Dec 06 2021

Cloud Adoption and Partnerships Help Rural Hospitals Improve Cybersecurity

Budget constraints can make investing in cybersecurity difficult, but there are options available to providers.

About 57 million Americans depend on rural hospitals for their healthcare, according to the American Hospital Association.

Because of low population density in rural areas, hospitals there often have low patient volumes that can lead to high relative operating costs. This makes investment in cybersecurity more challenging. Already vulnerable due to precarious financial situations and personnel shortages, rural healthcare providers also face an increased risk of cyberattacks.

New threat vectors and vulnerabilities continue to emerge as Internet of Medical Things devices proliferate in the clinical environment. Ransomware attacks on hospitals have spiked in recent years. Budget constraints can make it more difficult for rural hospitals to prevent and respond to rapidly evolving cyberthreats.
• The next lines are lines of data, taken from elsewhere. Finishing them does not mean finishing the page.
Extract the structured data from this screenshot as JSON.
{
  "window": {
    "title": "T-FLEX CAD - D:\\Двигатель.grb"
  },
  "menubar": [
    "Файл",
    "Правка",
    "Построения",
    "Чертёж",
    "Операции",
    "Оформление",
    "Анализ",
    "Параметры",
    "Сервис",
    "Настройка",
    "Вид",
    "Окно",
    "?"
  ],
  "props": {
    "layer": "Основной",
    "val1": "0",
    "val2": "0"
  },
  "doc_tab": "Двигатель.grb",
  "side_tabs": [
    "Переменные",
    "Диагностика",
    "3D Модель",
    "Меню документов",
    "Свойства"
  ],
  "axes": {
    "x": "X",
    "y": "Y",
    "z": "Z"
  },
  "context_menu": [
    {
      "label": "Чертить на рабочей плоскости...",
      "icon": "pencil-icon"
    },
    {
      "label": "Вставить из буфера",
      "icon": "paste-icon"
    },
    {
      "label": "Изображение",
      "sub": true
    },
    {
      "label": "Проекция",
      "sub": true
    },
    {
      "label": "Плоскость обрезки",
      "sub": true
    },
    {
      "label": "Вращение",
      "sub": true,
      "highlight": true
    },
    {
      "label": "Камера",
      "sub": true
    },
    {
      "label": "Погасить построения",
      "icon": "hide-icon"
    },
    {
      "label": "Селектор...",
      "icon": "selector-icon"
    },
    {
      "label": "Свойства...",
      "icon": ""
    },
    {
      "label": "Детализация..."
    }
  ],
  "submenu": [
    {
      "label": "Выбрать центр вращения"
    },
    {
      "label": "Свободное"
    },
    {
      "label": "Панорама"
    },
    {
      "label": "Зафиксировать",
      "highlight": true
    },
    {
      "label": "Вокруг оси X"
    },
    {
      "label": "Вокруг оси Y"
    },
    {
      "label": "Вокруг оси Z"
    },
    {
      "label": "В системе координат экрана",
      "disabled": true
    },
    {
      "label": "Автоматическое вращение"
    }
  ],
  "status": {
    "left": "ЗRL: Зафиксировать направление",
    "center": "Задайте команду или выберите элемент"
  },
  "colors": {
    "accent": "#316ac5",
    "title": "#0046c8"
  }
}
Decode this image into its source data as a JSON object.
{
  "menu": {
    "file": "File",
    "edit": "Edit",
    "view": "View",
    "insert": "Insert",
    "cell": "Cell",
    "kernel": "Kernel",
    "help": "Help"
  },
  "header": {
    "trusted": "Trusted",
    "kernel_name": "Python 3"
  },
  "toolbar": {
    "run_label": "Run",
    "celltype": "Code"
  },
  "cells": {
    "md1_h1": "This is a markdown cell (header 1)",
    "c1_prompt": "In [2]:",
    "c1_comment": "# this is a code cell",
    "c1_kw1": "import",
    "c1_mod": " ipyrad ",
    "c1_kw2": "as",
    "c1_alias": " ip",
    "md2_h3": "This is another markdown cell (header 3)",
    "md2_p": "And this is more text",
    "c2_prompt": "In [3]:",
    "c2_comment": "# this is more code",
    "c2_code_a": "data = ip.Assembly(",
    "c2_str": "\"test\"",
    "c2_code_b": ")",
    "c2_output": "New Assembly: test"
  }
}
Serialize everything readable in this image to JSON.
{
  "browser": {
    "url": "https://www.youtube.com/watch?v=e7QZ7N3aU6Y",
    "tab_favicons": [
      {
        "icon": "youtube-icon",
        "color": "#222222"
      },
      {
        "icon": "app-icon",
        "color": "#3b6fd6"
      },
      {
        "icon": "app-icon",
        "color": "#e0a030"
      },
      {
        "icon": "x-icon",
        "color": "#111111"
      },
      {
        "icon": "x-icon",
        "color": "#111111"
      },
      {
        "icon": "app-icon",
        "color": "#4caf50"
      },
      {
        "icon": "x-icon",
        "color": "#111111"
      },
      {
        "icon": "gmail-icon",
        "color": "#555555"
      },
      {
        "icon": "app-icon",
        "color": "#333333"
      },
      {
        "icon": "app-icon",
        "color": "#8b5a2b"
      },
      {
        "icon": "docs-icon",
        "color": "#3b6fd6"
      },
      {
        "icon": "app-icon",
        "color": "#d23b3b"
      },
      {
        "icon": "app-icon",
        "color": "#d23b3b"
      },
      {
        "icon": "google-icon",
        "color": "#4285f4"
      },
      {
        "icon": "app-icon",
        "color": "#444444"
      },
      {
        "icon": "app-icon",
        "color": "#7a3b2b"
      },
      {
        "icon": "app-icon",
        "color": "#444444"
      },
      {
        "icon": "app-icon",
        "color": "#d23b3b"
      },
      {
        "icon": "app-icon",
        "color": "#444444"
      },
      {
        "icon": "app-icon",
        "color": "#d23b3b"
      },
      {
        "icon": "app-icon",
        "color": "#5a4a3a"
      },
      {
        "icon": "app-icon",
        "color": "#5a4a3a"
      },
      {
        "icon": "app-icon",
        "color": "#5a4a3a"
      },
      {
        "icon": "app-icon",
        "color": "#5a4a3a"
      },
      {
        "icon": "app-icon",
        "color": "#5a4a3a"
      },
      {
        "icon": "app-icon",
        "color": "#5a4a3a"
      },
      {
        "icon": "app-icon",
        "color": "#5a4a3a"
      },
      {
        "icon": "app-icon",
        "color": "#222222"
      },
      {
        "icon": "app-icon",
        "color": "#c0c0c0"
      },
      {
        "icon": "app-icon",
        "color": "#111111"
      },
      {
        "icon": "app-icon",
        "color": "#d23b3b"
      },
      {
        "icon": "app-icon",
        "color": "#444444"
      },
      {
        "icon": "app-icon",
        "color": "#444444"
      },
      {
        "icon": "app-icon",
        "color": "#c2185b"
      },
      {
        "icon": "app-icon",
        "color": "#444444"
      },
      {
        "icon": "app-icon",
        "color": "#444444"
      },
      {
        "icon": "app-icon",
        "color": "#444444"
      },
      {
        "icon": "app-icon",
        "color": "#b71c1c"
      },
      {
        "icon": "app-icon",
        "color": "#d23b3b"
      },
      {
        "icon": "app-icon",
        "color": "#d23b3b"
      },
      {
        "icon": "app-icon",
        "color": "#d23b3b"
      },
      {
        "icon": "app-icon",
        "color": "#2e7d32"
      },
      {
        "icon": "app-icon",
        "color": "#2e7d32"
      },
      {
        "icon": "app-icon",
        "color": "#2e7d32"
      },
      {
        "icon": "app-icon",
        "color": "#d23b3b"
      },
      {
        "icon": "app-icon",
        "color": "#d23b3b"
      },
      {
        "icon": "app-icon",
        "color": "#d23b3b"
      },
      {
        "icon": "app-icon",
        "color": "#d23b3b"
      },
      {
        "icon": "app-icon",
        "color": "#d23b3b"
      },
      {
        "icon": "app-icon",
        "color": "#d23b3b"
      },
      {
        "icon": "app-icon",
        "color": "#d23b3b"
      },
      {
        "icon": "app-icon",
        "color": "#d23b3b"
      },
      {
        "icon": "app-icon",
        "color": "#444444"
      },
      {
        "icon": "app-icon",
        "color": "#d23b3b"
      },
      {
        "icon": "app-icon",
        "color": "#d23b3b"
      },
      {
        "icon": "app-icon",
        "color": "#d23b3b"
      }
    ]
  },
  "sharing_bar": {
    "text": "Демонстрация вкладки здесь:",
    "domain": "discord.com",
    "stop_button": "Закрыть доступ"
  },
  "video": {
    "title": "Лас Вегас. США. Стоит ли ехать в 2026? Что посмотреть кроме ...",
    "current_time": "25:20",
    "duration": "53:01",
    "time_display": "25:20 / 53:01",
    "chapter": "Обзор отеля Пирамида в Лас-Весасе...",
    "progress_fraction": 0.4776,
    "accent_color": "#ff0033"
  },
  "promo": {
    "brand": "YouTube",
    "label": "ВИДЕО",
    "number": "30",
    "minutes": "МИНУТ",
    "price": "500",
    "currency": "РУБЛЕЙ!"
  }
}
However, there are steps these organizations can take now to help improve their approach to cybersecurity.

Click the banner below to dig deeper into cybersecurity and incident response with planning guidance from CDW.

Assess the Security Environment for Vulnerabilities

Recently, the Health Sector Cybersecurity Coordination Center, which is the cybersecurity arm of the U.S. Department of Health and Human Services, issued a threat briefing on the risks of "zero-day attacks.” Though mitigating such attacks completely is difficult, the center recommended patching devices early and often.   

The presence of so many connected devices can make hospitals prime targets for cyberattacks.

Rural hospitals should assess their IoMT devices and adopt new strategies to secure their clinical environments. Network assessments and monitoring tools, combined with new artificial intelligence platforms can help protect against malicious actors who seek to exploit vulnerabilities in IoMT devices.

It’s also critical to take stock of endpoint devices, such as desktop computers and laptops. Rural hospitals often lack a consistent refresh cycle for this equipment, and running an outdated operating system on a hospital network can present an increased security risk. Layers of security are required to protect these devices, not just traditional anti-virus software and firewalls.

MORE ON SECURITY: Find out 5 steps to secure Internet of Medical Things devices.

Develop and Adopt a Cloud Strategy for Rural Healthcare

A strong cloud strategy can help reduce risk. If a rural hospital can serve up applications and store critical data in the cloud, it can essentially leverage state-of-the-art cybersecurity solutions that it might not otherwise be able to afford if it continued to store data locally on-premises.

A cloud provider has the resources to invest in intrusion prevention, intrusion detection and more sophisticated security solutions than a rural hospital might be able to.

Collaborate with Security Partners to Protect Rural Hospitals

Rural hospitals often have limited local resources and smaller IT staffs compared with their urban counterparts. They also face challenges recruiting the staff needed to address the ever-evolving cybersecurity landscape.

If a rural hospital is willing to employ a partner for remote managed services, that can take some of the pressure off the local IT team and ensure the adoption of proper security practices. 

The landscape of security vendors is much more crowded than it was a decade ago, but the right partner can help rural hospitals find the right mix of solutions to create a layered protection model that will limit the risk of a breach.

READ MORE: Learn why partnerships are important to healthcare security and incident response.

Incident response retainers can help in the event of a cyberattack, giving a hospital’s IT staff comfort that there is a team of experts on tap to help customers remediate in such crises.

A partner that provides remote managed services can also offer a sophisticated network operations center or a Security Operations Center as a Service. Local IT teams can then be freed up to handle other issues as the managed service provider focuses on assessing risk, and managing the network and security environments.

Hiring someone to manage a security operations center is the best plan for rural hospitals that don’t have the money to build their own. Some partners also can provide CISO as a Service options: For hospitals that can’t hire dedicated CISOs, this service is like a consulting engagement to plan a three- to five-year strategy to improve their security postures for better preparation against future attacks.

This article is part of HealthTech’s MonITor blog series. Please join the discussion on Twitter by using #WellnessIT.


JuSun/Getty Images

Learn from Your Peers

What can you glean about security from other IT pros? Check out new CDW research and insight from our experts.